Stirling for aye:
And you shall hae my gouden fan,
Bonny Sanct Johnstonne that stands upon Tay.

7. Oh, sister, sister, save my life,
Hey Edinbruch, how Edinbruch.
Oh sister, sister, save my life,
Stirling for aye:
And ye shall be the squire's wife,
Bonny Sweet Johnstonne that stands upon Tay.

8. First she sank, and then she swam,
Hey Edinbruch, how Edinbruch.
First she sank, and then she swam,
Stirling for aye:
Until she cam to Tweed mill dam,
Bonny Sanct Johnstonne that stands upon Tay.

9. The millar's daughter was baking bread,
Hey Edinbruch, how Edinbruch.
The millar's daughter was baking bread,
Stirling for aye:
She went for water, as she had need,
Bonny Sanct Johnstonne that stands upon Tay.

10. Oh father, father, in our mill dam,
Hey Edinbruch, how Edinbruch,
Oh father, father, in our mill dam,
Stirling for aye:
There's either a lady, or a milk-white swan,
Bonny Sanct Johnstonne that stands upon Tay.

11. They could nae see her fingers small,
Hey Edinbruch, how Edinbruch.
They could nae see her fingers small,
Stirling for aye:
Wi' diamond rings they were cover'd all,
Bonny Sanct Johnstonne that stands upon Tay.

12. They could nae see her yellow hair,
Hey Edinbruch, how Edinbruch.
They could nae see her yellow hair,
Stirling for aye:
Sae mony knots and platts war there,
Bonny Sanct Johnstonne that stands upon Tay.

13. Bye there cam a fiddler fair,
Hey Edinbruch, how Edinbruch.
Bye there cam a fiddler fair,
Stirling for aye:
And he's ta'en three tails o' her yellow hair,
Bonny Sanct Johnstonne that stands upon Tay.
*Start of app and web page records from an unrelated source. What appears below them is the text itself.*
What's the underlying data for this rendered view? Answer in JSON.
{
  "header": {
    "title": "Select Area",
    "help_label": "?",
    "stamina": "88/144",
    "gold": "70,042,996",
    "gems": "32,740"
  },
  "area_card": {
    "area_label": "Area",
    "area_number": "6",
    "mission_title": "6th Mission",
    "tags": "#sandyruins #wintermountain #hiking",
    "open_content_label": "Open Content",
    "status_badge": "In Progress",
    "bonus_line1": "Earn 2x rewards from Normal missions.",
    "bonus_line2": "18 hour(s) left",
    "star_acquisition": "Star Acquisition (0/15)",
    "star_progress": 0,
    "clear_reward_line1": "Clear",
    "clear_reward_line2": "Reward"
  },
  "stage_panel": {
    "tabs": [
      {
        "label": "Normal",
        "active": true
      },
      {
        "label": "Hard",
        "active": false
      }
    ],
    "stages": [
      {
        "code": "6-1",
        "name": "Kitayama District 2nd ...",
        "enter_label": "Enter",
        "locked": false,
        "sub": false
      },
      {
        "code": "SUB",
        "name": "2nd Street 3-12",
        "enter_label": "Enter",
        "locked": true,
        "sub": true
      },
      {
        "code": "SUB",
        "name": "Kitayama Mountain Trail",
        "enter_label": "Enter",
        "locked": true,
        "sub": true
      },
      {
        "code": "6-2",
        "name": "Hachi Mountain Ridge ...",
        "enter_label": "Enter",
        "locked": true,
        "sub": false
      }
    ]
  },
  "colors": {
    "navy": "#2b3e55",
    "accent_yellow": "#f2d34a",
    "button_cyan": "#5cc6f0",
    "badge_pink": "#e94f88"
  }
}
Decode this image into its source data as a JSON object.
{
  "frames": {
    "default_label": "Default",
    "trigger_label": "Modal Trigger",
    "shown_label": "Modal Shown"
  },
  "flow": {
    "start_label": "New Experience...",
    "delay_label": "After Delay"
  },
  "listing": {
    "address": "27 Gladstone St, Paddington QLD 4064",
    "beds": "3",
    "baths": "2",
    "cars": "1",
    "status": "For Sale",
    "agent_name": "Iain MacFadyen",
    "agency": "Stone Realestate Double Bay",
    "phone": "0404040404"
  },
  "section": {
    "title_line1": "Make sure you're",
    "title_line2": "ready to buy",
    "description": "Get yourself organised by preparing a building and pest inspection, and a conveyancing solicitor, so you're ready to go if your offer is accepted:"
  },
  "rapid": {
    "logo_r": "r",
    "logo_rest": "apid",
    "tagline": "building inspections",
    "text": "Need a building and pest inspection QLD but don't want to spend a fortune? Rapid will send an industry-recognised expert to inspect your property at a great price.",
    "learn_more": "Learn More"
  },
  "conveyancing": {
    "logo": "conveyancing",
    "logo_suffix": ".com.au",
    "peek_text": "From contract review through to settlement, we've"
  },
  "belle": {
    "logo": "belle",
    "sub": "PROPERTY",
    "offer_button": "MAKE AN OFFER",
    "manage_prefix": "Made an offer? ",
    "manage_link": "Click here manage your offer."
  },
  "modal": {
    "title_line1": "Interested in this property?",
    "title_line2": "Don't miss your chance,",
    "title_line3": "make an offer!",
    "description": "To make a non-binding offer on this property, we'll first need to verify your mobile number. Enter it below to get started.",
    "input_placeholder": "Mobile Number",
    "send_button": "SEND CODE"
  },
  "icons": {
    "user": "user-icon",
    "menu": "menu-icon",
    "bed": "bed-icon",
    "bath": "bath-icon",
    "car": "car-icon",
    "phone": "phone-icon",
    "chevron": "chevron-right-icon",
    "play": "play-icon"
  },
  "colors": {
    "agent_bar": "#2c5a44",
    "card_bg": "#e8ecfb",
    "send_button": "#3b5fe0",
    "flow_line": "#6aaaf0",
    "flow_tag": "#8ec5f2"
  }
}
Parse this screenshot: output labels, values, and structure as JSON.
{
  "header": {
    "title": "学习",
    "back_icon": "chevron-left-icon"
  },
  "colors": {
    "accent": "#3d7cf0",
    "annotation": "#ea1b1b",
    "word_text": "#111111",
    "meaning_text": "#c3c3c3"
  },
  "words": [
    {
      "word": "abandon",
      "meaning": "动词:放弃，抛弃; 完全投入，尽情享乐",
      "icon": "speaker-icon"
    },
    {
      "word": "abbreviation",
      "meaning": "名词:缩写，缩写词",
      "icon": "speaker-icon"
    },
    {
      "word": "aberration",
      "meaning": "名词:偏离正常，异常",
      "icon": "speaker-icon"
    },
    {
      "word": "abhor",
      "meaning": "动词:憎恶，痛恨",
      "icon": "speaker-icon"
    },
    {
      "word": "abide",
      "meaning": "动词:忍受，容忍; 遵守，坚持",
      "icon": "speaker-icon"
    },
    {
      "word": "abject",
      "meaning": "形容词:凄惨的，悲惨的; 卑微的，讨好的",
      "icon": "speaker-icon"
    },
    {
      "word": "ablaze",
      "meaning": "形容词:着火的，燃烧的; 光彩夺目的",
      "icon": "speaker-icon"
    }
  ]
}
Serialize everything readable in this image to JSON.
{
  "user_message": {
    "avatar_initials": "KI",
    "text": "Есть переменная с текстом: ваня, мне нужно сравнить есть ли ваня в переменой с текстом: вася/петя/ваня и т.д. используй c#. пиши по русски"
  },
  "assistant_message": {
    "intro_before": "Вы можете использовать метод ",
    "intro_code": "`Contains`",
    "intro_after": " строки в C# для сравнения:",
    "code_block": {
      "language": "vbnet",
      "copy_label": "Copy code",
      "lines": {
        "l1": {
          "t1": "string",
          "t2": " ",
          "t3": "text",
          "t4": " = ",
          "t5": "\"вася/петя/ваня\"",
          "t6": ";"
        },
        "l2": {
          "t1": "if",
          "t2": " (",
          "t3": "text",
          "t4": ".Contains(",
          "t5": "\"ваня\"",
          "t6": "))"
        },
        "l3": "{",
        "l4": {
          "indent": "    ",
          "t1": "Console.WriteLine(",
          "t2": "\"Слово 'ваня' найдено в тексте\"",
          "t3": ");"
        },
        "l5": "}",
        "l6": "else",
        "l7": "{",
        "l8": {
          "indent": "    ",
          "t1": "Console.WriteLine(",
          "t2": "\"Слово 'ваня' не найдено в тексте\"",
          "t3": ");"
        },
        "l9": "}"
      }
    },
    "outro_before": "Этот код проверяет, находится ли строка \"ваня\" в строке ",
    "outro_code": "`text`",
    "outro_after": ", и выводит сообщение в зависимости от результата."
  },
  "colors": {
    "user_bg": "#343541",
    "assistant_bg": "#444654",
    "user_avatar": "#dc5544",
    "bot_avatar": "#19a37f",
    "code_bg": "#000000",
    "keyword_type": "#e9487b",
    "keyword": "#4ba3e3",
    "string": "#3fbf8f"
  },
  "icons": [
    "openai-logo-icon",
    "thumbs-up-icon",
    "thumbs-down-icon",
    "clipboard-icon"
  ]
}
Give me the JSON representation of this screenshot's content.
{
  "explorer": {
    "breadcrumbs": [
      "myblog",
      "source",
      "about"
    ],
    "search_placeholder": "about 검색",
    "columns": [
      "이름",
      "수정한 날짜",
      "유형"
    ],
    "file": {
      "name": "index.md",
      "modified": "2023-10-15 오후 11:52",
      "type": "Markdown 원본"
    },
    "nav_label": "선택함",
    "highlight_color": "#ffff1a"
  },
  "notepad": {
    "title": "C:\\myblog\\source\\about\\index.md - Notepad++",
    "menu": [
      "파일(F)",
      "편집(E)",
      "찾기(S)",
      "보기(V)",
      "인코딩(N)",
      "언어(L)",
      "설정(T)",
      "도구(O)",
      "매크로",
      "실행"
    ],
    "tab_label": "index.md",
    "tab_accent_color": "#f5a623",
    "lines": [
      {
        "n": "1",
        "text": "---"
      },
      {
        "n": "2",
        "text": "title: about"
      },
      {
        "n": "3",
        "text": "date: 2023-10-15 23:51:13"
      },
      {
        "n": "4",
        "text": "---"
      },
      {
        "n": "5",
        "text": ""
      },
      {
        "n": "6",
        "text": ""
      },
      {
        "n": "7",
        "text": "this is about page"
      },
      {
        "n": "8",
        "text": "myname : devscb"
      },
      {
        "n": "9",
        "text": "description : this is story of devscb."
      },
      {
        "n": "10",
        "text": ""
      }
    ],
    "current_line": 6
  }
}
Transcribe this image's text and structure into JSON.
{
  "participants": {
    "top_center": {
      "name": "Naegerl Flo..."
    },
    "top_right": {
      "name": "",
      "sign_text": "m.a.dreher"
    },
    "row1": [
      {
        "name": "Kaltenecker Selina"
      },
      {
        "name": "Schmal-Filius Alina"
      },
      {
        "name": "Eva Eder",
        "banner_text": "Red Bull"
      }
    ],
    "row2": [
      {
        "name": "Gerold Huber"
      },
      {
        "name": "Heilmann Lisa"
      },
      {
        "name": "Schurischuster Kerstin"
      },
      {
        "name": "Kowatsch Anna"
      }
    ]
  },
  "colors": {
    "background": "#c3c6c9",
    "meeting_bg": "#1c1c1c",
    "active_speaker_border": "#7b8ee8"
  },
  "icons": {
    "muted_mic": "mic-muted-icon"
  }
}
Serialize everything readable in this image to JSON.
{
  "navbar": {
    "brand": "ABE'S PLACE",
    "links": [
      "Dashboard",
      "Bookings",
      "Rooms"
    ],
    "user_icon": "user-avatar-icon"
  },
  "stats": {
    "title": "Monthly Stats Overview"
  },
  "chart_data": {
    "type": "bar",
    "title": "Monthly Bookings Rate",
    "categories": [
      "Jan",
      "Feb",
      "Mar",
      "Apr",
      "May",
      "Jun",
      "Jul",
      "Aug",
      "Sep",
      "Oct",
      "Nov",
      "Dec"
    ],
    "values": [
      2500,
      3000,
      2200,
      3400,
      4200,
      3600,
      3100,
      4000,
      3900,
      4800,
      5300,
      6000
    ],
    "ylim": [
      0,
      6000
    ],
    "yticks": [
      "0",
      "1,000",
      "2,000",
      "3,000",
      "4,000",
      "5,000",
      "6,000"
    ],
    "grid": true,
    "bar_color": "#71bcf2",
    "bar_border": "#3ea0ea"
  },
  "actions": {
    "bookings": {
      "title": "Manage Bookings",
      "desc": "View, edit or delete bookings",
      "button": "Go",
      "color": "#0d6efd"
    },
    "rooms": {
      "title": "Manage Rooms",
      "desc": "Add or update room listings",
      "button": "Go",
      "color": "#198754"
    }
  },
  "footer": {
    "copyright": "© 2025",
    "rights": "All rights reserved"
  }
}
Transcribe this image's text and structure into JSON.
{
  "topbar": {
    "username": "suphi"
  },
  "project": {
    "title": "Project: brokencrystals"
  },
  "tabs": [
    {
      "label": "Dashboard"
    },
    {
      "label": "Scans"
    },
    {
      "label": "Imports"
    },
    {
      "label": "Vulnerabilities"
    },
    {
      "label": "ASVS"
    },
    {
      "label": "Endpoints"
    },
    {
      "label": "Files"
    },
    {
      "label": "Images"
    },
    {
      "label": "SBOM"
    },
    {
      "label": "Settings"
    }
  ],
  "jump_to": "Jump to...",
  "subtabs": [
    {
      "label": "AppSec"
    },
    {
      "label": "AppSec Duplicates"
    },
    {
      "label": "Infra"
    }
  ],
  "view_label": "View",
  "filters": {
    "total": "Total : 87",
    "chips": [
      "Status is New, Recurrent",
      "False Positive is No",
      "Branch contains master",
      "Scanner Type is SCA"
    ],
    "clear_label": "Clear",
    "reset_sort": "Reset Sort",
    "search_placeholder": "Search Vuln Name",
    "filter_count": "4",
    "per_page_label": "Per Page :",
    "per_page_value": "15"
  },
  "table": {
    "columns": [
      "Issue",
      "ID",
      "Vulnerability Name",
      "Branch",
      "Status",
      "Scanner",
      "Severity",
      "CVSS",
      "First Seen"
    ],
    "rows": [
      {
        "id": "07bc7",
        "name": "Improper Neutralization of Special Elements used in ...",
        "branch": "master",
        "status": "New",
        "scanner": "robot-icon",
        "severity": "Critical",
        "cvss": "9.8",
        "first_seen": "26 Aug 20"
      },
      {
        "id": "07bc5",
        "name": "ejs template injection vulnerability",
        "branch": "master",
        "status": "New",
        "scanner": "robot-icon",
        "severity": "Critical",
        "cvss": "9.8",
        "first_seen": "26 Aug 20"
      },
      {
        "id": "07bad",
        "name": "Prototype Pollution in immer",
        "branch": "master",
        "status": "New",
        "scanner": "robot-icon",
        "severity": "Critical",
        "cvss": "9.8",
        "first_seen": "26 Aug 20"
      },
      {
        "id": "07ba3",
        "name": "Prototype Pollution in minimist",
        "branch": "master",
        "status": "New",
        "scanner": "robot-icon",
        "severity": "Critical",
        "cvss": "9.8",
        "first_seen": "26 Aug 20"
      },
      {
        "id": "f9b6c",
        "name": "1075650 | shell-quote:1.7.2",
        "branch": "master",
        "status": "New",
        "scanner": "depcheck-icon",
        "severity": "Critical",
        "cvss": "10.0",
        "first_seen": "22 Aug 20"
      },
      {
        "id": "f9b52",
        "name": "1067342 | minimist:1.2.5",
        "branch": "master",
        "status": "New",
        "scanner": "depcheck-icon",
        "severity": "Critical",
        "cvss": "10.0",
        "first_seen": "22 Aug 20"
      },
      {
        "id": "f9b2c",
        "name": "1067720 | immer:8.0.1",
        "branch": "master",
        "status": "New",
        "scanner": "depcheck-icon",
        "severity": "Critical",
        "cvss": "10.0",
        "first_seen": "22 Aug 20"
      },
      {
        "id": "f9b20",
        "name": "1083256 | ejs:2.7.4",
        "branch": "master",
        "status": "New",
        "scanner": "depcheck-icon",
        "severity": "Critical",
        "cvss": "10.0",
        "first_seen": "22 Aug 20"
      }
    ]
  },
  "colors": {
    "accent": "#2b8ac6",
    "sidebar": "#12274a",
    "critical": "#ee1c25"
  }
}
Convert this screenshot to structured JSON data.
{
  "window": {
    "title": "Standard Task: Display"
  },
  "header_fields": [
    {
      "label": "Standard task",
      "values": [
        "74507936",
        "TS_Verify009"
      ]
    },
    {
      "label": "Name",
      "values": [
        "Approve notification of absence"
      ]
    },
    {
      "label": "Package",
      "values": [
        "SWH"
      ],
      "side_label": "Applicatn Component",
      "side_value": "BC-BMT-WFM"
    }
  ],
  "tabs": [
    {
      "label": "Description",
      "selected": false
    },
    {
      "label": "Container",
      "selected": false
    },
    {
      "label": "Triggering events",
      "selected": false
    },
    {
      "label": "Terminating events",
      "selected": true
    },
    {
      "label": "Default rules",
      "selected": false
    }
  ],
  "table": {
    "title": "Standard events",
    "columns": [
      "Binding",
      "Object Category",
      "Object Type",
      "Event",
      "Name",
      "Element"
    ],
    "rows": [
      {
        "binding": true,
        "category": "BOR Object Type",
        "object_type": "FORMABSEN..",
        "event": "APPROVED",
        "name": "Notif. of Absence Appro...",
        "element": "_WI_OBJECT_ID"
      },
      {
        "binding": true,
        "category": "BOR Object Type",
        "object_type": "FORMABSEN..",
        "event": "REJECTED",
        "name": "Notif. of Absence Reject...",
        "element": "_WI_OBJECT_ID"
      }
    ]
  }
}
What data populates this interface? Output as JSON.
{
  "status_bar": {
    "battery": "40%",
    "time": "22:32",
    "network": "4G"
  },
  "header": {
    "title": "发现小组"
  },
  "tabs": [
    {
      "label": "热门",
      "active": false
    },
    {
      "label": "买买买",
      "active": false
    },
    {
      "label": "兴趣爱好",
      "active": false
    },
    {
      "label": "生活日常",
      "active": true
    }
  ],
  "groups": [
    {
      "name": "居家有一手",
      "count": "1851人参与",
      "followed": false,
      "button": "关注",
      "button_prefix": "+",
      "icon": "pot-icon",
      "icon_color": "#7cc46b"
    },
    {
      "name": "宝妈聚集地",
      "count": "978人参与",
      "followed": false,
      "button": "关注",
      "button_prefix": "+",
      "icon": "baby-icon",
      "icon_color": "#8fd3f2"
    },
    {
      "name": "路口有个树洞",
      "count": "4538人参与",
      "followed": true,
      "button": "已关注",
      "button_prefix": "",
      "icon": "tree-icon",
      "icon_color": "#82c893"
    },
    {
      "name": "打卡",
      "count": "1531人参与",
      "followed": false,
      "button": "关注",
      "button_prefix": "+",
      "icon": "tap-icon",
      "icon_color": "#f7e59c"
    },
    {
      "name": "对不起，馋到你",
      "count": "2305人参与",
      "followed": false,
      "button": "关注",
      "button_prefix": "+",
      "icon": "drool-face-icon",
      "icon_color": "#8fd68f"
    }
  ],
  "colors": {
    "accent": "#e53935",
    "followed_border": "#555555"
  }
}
--------------------------------------------------------------------------------
From Sharpe's Ballad Book, No. X., p. 30. A version of "Binnorie." The ballad here ends abruptly; doubtless the fiddler made fiddle-strings of the lady's hair, and a fiddle of her breast-bone, while the instrument probably revealed the cruelty of the sister. Other extant versions are composite or interpolated, so this fragment (Sharpe's) has been preferred in this place.
Thi ballad first appeared on a broadside in 1656 as The Miller and the King's Daughter.
from Glasgow Guide: Glasgow Songs & Scottish Music


Net Resource:
The Twa Sisters
Bartleby.com
The Contemplator
Contemplator Variants of Child Ballad
Pitt.edu_The Singing Bones

3 comments:

twenty pound tabby said...

I'm thinking we have similar tastes in music and stories. My favorite version of the Twa Sisters or Two Sisters ends with the older sister being boiled in lead for her crime.

La, Storyteller/Storysinger said...

Ouch!! :P Yeah I have checked out alot of different versions both of the song and the song. Hard to tell which I like best.
And I love your blog!
Great stuff!!!

La, Storyteller/Storysinger said...

Ooopsy! I should proof read.
That should read.."both the song and the STORY..."
Mea culpa! :(